As a bald man, whenever I walk into a store that sells hair care products, I often think, ‘Why are they selling that? I haven’t used shampoo for 25 years. It makes no sense. They’ve got their product mix all wrong’.
This sounds absurd, and it is. But many companies fall into this exact mind-state when considering the customer experience they think will best appeal to their customers. This is especially true for loyalty program design.
Let me elaborate. As loyalty consultants, Loyalty & Reward Co start the design process by interviewing our client’s senior stakeholders and frontline staff. We ask the employees what their vision is for their loyalty program. Some of the comments we consistently hear are:
‘I think it should be a points program because I like Qantas points.’
‘I don’t think we should have points. I fly a lot and I have lots of points but I never really use them. It should be more about perks like lounge access and priority boarding.’
‘I’m a member of Woolworth’s Rewards and most times I shop I get $10 of the total, so I think we should do something like that.’
This is a classic example of design myopia. While myopia is a medical term used to describe short-sightedness, it is also used metaphorically to refer to cognitive thinking and decision making that is narrow in scope. Specific to our topic, it refers to an individual thinking that because they like a particular loyalty program design then their customer base will also like it.
We suspect this particular myopia stems from a lack of exposure to a wider range of loyalty program designs.
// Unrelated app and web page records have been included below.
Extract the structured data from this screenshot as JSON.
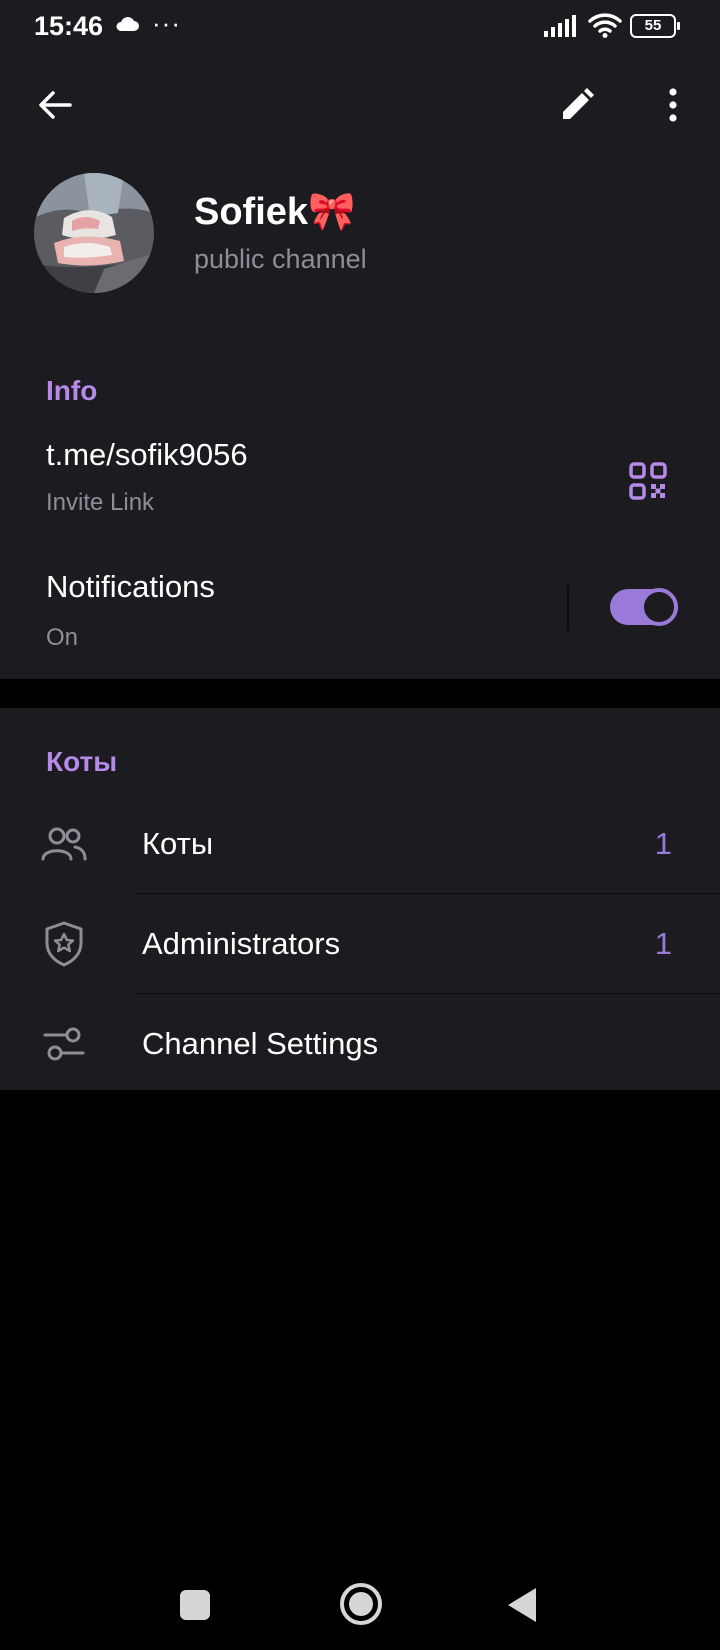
{
  "status_bar": {
    "time": "15:46",
    "dots": "···",
    "battery": "55",
    "icons": [
      "cloud-icon",
      "signal-icon",
      "wifi-icon",
      "battery-icon"
    ]
  },
  "header": {
    "title": "Sofiek🎀",
    "subtitle": "public channel",
    "actions": [
      "back-arrow-icon",
      "pencil-icon",
      "more-vertical-icon"
    ]
  },
  "info_section": {
    "title": "Info",
    "link": {
      "value": "t.me/sofik9056",
      "caption": "Invite Link",
      "icon": "qr-code-icon"
    },
    "notifications": {
      "label": "Notifications",
      "status": "On",
      "enabled": true
    }
  },
  "members_section": {
    "title": "Коты",
    "rows": [
      {
        "label": "Коты",
        "count": "1",
        "icon": "people-icon"
      },
      {
        "label": "Administrators",
        "count": "1",
        "icon": "shield-star-icon"
      },
      {
        "label": "Channel Settings",
        "count": "",
        "icon": "sliders-icon"
      }
    ]
  },
  "colors": {
    "background": "#000000",
    "surface": "#1c1b20",
    "accent": "#b58ae8",
    "toggle": "#9a7ad8",
    "secondary_text": "#8f8d96"
  }
}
The modern loyalty industry is over 170 years old (refer to The True History of Loyalty Programs for more details), and programs have evolved widely in scope and complexity during that time. Many clients simply don’t have the exposure to understand the full scope of what is possible.
In ‘Loyalty Programs: The Complete Guide’ we list ten major design frameworks and twenty-six sub-frameworks. This excludes combinations of framework, the potential of which approaches infinity. No wonder clients are confused. It certainly makes loyalty consulting more challenging.
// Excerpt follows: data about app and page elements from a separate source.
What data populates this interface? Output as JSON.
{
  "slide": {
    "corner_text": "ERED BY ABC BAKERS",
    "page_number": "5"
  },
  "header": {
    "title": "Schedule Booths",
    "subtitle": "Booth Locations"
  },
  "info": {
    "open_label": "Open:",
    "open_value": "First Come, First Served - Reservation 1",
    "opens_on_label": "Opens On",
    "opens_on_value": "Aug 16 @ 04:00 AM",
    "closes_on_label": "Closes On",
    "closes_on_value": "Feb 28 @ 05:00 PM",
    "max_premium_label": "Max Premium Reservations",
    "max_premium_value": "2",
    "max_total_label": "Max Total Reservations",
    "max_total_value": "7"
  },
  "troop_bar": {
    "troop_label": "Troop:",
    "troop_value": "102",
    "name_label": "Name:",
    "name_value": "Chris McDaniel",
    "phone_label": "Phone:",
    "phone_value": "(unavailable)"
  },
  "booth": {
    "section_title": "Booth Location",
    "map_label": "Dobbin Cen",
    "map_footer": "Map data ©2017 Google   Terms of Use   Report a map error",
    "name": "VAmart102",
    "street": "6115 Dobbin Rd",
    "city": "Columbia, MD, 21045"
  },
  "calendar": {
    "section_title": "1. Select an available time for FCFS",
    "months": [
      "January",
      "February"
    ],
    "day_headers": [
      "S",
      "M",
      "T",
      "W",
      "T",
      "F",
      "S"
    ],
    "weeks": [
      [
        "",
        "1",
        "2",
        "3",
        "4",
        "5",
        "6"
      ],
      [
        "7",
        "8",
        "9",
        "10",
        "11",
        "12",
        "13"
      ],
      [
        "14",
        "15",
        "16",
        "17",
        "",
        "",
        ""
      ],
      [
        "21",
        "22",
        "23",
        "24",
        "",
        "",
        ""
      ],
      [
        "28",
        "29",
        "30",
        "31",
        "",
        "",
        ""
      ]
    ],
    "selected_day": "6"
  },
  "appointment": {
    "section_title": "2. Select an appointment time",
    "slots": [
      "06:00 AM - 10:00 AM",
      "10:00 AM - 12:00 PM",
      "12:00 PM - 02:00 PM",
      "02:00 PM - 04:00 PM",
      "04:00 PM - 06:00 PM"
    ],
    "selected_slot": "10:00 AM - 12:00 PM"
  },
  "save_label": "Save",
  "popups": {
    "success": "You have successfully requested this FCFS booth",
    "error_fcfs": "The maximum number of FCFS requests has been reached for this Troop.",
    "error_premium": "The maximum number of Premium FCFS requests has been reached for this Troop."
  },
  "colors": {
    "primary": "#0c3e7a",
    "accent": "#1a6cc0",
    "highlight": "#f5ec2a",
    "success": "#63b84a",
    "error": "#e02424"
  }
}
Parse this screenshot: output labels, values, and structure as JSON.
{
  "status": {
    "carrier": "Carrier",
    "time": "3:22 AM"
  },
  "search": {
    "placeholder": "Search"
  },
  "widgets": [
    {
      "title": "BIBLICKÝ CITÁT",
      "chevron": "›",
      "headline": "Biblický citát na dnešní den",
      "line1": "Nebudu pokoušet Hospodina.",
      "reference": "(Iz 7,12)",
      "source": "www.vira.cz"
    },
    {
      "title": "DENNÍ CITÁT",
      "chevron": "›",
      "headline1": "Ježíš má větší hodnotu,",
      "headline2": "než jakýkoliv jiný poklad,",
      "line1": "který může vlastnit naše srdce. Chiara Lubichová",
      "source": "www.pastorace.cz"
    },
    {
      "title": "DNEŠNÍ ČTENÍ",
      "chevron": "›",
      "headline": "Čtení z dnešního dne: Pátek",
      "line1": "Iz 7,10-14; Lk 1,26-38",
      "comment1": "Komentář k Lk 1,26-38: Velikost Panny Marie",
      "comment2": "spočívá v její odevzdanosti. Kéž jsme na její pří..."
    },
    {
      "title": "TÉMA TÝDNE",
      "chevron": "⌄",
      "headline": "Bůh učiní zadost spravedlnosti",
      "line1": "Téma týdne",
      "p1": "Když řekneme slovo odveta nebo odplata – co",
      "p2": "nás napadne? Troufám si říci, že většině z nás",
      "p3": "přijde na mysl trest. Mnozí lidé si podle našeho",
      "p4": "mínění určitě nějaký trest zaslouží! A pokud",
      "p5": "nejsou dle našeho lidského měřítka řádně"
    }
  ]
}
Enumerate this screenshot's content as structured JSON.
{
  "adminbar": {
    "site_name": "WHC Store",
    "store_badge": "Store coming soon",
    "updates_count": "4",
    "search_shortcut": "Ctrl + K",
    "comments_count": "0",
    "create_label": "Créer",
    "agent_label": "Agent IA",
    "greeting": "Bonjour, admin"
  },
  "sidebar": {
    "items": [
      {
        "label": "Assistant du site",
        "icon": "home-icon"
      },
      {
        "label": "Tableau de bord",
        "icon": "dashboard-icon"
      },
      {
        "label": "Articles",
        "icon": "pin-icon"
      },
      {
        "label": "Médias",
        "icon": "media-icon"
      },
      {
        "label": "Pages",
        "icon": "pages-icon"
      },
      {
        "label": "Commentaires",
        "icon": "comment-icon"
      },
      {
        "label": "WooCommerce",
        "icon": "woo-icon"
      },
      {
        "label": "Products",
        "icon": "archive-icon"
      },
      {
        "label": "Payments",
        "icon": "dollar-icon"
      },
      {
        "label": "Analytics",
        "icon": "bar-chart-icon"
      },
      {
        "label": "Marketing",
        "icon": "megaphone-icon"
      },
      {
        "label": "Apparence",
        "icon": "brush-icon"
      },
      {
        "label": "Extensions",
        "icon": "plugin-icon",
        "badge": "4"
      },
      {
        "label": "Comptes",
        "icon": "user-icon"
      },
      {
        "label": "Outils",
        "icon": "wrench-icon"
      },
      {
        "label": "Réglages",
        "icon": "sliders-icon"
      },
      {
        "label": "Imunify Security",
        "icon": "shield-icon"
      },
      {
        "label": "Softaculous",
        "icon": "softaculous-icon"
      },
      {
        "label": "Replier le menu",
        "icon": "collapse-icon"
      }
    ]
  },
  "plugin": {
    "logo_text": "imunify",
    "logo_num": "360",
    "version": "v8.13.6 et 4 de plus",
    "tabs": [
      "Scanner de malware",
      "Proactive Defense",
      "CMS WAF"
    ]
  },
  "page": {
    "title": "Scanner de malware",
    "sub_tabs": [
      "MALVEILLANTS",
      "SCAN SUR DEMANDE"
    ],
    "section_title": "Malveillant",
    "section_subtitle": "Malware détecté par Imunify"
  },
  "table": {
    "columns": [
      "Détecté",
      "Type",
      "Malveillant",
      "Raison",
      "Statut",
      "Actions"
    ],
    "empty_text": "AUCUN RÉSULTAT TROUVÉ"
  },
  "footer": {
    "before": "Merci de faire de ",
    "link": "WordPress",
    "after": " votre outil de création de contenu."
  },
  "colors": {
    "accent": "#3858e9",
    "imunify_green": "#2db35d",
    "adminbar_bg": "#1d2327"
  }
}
The core lesson here is how to avoid design myopia. Our suggested place to start is trying to view the loyalty program universe through the eyes of your customers. What is the most efficient way for them to join the program? How will they identify themselves when they transact? How will they accumulate and redeem value? What elements will service to build an emotional connection? How will they be rewarded for referring family and friends? What campaigns will trigger if they start to shows signs of declining engagement? If they fully disengage, how will they be won back?
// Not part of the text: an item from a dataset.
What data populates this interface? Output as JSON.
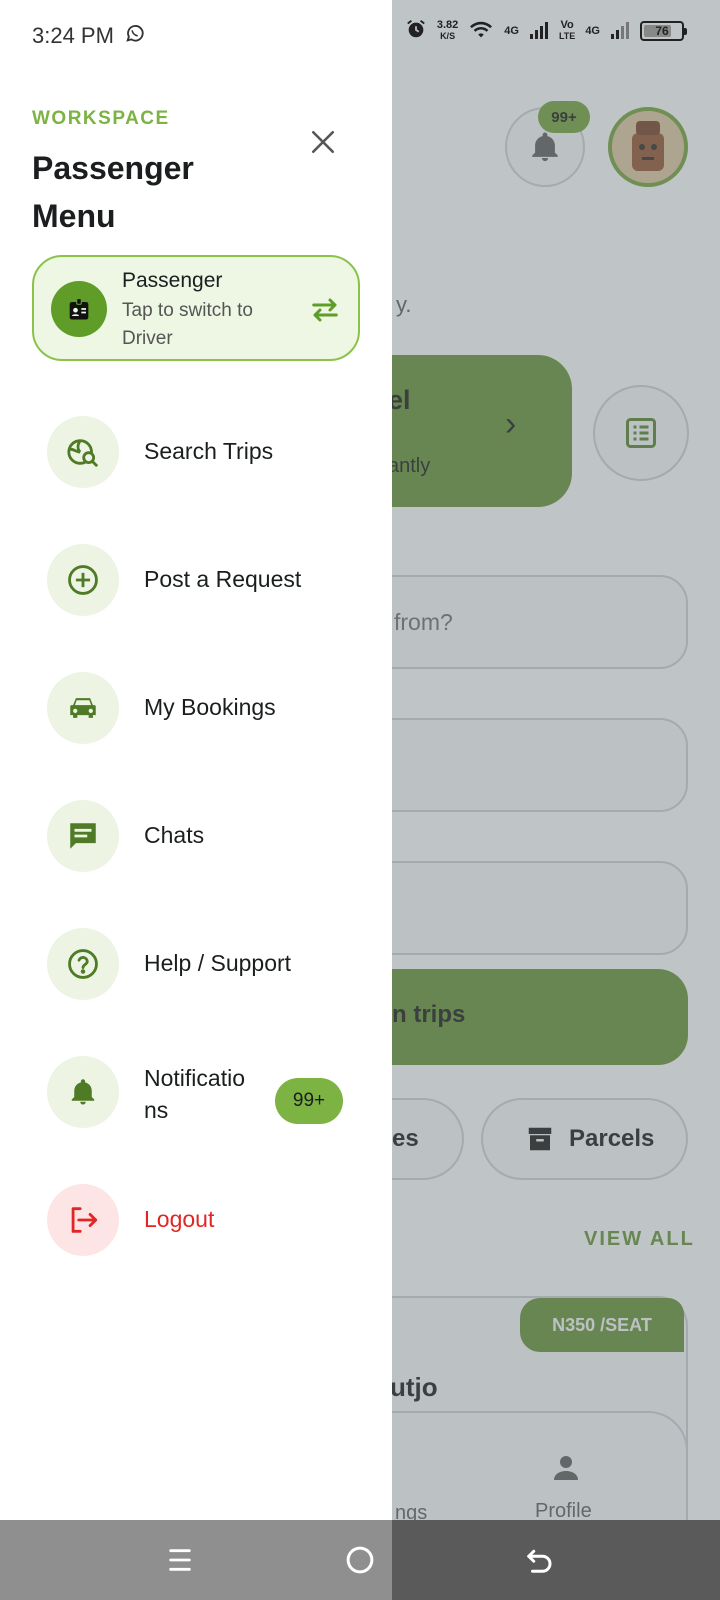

Considering their demographic, psychographic and geographic profile will act to disperse the myopia, and lay a foundation for designing a best-practice loyalty program which drives consistent engagement and generates genuine member delight.
The right design might be a points based program similar to Qantas Frequent Flyer or Everyday Rewards, but it might also be something very different.
To know a customer, be a customer. It’s seems simple, but few people do it well.
Philip Shelper, CEO of Loyalty & Reward Co, has many experience within the loyalty industry, including roles at Qantas Frequent Flyer and Vodafone. Loyalty & Reward have consulted to over 50 major brands in the past seven years.
Phil is a member of several hundred loyalty programs, and a researcher of loyalty psychology and loyalty history, all of which he uses to understand the essential dynamics of what makes a successful loyalty program.
Phil is the author of ‘Loyalty Programs: The Complete Guide’, the most comprehensive book on loyalty program available.